In addition to the above mentioned specific program oversight and review activities my staff has specific project involvement responsibilities, as well. Each and every one of the 279 federal-aid highway projects authorized for construction in FY 2006 required FHWA involvement through our approval of the environmental document. Per WSDOT and FHWA’s Stewardship Agreement we also had project specific design, right-of-way, and construction involvement on many Interstate and major/unique projects under development and construction in Washington State.

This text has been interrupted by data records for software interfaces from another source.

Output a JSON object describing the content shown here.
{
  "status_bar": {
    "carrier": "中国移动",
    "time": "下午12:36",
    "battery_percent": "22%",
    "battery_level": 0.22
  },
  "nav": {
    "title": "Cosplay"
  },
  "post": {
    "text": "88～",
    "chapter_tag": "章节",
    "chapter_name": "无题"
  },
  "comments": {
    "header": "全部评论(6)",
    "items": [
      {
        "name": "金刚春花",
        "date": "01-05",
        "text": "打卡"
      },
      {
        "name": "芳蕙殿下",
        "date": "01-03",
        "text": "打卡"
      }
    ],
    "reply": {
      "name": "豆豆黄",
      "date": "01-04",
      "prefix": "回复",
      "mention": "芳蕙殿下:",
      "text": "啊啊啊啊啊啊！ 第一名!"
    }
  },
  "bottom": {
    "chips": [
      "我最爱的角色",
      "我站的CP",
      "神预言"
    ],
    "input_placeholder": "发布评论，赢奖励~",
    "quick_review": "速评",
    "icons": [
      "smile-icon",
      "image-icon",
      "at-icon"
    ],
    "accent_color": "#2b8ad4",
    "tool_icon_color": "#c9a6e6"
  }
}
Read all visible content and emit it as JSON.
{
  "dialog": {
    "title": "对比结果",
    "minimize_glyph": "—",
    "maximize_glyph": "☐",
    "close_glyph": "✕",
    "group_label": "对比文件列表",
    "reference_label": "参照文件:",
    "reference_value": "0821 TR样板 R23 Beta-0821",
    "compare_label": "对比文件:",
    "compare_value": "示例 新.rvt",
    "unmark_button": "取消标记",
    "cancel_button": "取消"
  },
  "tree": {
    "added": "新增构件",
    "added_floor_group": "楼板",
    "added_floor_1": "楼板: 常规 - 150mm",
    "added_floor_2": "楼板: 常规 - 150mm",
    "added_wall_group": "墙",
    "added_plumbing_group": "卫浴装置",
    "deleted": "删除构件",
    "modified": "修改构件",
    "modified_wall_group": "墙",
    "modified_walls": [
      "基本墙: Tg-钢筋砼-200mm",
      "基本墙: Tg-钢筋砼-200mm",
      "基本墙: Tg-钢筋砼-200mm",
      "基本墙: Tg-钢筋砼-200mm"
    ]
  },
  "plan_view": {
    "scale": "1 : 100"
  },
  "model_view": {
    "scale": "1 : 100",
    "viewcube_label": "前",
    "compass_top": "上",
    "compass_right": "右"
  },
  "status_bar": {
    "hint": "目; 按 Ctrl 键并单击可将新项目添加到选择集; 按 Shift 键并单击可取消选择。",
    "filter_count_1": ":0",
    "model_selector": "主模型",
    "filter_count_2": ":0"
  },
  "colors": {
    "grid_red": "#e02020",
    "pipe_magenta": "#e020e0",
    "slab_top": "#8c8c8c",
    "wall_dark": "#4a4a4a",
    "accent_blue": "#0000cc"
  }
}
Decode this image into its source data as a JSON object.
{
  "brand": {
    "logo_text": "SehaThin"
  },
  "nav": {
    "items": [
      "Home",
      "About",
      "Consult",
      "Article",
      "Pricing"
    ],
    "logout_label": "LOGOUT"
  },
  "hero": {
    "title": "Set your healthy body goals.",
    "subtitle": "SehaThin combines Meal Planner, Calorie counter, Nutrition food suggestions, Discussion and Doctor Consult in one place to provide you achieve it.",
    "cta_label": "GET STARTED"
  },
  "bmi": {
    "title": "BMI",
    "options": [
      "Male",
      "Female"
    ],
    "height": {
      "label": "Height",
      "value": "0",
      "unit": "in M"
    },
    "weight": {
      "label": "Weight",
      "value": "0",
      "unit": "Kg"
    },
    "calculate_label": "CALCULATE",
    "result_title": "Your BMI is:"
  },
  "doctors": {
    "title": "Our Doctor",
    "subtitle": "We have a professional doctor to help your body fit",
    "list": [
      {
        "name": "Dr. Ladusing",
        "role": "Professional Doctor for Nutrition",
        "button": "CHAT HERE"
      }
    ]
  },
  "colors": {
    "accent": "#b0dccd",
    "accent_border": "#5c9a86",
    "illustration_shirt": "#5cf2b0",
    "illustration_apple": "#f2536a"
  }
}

Therefore, I make the following finding:
We wish to thank you and your staff for their professionalism, integrity, and innovation in carrying out the delivery the federal-aid funds during federal FY2006. Members of my staff will be contacting your staff to set up reviews and financial audits for the current federal fiscal year (2007).
This is the fifth annual Performance Report. Performance Reports for federal FYs 2002 through 2005 can be found on our website at http://www.fhwa.dot.gov/wadiv/ .
If you have any questions or need further information please feel free to contact me at (360) 753-9480.
Cc: Governor Christine Gregoire